From top to bottom, each entry below must be reproduced exactly.

----

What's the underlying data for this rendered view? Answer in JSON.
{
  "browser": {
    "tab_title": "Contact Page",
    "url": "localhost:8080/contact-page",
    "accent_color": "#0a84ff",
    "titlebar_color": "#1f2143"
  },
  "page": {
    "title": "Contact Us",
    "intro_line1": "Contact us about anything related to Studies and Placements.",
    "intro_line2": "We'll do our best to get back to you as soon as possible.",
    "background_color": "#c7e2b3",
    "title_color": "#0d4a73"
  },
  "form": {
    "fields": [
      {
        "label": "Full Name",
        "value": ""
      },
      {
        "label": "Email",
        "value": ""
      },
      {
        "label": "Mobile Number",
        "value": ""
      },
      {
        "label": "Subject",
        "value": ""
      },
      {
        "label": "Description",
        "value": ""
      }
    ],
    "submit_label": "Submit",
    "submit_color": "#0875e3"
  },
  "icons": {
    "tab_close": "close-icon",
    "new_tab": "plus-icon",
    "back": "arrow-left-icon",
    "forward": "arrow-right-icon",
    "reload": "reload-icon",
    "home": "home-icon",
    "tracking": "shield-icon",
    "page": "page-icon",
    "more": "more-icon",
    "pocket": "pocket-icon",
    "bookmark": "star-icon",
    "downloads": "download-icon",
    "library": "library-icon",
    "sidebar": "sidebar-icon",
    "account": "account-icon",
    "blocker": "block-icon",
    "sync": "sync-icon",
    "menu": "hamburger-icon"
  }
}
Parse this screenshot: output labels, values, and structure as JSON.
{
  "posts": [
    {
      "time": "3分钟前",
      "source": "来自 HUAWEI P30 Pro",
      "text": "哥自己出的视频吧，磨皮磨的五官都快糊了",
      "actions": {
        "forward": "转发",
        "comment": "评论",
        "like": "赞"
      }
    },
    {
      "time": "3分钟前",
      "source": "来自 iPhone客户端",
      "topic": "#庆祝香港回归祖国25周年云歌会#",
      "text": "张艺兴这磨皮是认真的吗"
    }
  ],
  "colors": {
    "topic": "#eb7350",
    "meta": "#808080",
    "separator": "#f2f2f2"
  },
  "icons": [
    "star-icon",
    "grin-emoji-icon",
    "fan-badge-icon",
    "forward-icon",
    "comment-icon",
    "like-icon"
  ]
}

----

ANSWER TO THIS PROBLEM.
What's the underlying data for this rendered view? Answer in JSON.
{
  "browser": {
    "tab_title": "Contact Page",
    "url": "localhost:8080/contact-page",
    "accent_color": "#0a84ff",
    "titlebar_color": "#1f2143"
  },
  "page": {
    "title": "Contact Us",
    "intro_line1": "Contact us about anything related to Studies and Placements.",
    "intro_line2": "We'll do our best to get back to you as soon as possible.",
    "background_color": "#c7e2b3",
    "title_color": "#0d4a73"
  },
  "form": {
    "fields": [
      {
        "label": "Full Name",
        "value": ""
      },
      {
        "label": "Email",
        "value": ""
      },
      {
        "label": "Mobile Number",
        "value": ""
      },
      {
        "label": "Subject",
        "value": ""
      },
      {
        "label": "Description",
        "value": ""
      }
    ],
    "submit_label": "Submit",
    "submit_color": "#0875e3"
  },
  "icons": {
    "tab_close": "close-icon",
    "new_tab": "plus-icon",
    "back": "arrow-left-icon",
    "forward": "arrow-right-icon",
    "reload": "reload-icon",
    "home": "home-icon",
    "tracking": "shield-icon",
    "page": "page-icon",
    "more": "more-icon",
    "pocket": "pocket-icon",
    "bookmark": "star-icon",
    "downloads": "download-icon",
    "library": "library-icon",
    "sidebar": "sidebar-icon",
    "account": "account-icon",
    "blocker": "block-icon",
    "sync": "sync-icon",
    "menu": "hamburger-icon"
  }
}
Parse this screenshot: output labels, values, and structure as JSON.
{
  "posts": [
    {
      "time": "3分钟前",
      "source": "来自 HUAWEI P30 Pro",
      "text": "哥自己出的视频吧，磨皮磨的五官都快糊了",
      "actions": {
        "forward": "转发",
        "comment": "评论",
        "like": "赞"
      }
    },
    {
      "time": "3分钟前",
      "source": "来自 iPhone客户端",
      "topic": "#庆祝香港回归祖国25周年云歌会#",
      "text": "张艺兴这磨皮是认真的吗"
    }
  ],
  "colors": {
    "topic": "#eb7350",
    "meta": "#808080",
    "separator": "#f2f2f2"
  },
  "icons": [
    "star-icon",
    "grin-emoji-icon",
    "fan-badge-icon",
    "forward-icon",
    "comment-icon",
    "like-icon"
  ]
}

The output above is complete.